The estimated cost of customers switching their choice of businesses due to poor service is $1.6 trillion.
It’s not just about ensuring you don’t lose customers however.
Research shows those who receive a positive customer service interaction on Twitter are more satisfied with their experience, are more willing to recommend the company, and are willing to pay more in the future.
Social customer care teams can deal with questions directed at your official channels. Done well you can turn failure into advocacy.
But to stand out from the crowd and increase brand loyalty, you need to go beyond this simple tactic.
Customer care is a chance to delight your customers. By using a social listening tool you can make your customer service proactive as well as responsive.
Our research suggests that up to 96% of conversations about a brand happen outside official channels.
With social listening, you can discover conversations that would have gone unnoticed. Relevant mentions might not even include your brand at all, but could be someone looking for advice in your product category.
A brand is in part formed by “a set of expectations, memories, stories and relationships”, as Seth Godin has stated. Without these, you have what used to make up a brand – a product and a logo.
Where brand positioning was previously expressed, it was through one-way communication – billboards, TV spots, and the endorsement of sports stars that were uncontactable.
Now, connected devices mean friends influence each other through sharing, branded content is much more interactive, celebrities can be reached directly on Twitter.
There is a dialogue between brand and consumer that didn’t exist ten years ago, and values play an important part of this.
Social listening can be used to discover the associations consumers in your vertical have with your brand. Segmentation of the data can also unearth the topics and values matter to your customers.
Online clothing company ASOS has used this approach.
By focusing on people who are regular customers, they looked at the topics talked about that didn’t involve ASOS.
They then segmented further, understanding the gender, profession, and geographical breakdown of their audience, and how the conversation topics vary for these different groups.
By emphasizing brand values, businesses align with their audience and increase the likelihood of content being shared on social media.
In a study into why people share content online, the New York Times revealed that 68% of people share to give others a better sense of who they are and what they care about.
For larger brands, these values may extend into support for society.

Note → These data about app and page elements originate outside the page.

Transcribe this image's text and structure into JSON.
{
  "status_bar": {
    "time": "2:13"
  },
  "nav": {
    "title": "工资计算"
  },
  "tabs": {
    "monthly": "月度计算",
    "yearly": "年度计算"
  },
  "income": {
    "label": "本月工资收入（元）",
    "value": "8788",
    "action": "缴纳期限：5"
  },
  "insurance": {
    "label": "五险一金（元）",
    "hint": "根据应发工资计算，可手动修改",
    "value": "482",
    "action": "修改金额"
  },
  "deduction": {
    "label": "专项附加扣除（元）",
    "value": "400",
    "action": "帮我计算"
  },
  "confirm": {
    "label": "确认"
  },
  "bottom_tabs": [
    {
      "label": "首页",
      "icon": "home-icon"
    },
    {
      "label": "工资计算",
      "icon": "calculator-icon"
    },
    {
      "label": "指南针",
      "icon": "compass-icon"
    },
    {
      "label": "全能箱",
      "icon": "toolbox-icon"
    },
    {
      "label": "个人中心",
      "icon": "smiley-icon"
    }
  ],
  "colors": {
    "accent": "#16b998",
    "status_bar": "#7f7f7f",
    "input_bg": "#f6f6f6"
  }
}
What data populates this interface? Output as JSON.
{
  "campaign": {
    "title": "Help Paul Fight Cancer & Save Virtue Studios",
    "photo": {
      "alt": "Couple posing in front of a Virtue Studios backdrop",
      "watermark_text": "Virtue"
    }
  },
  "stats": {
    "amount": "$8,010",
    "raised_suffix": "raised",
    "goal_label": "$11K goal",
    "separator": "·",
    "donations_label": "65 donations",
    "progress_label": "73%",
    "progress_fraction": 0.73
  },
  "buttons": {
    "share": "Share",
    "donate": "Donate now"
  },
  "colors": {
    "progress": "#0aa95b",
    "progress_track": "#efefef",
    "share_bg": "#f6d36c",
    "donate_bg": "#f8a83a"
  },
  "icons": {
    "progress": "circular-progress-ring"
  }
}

Again, demonstrating these values make the customers more likely to share content to their social peers, with 84% of people sharing as a way to support causes or issues they care about.
An important aspect of communicating these values is to join the customer where they are. Again, social listening can help you uncover where the conversations are happening, and to move into new channels to join the conversation.
Brands that have a quality product, offer great customer service and have a clear sense of their values will cultivate loyal customers who can act as brand ambassadors.
These consumers will help market the brand by sharing their content and talking positively about it among their friends.
A social listening tool offers detailed insights about your brand that can inform strategy in each of these areas, helping to retain existing customers and win new ones.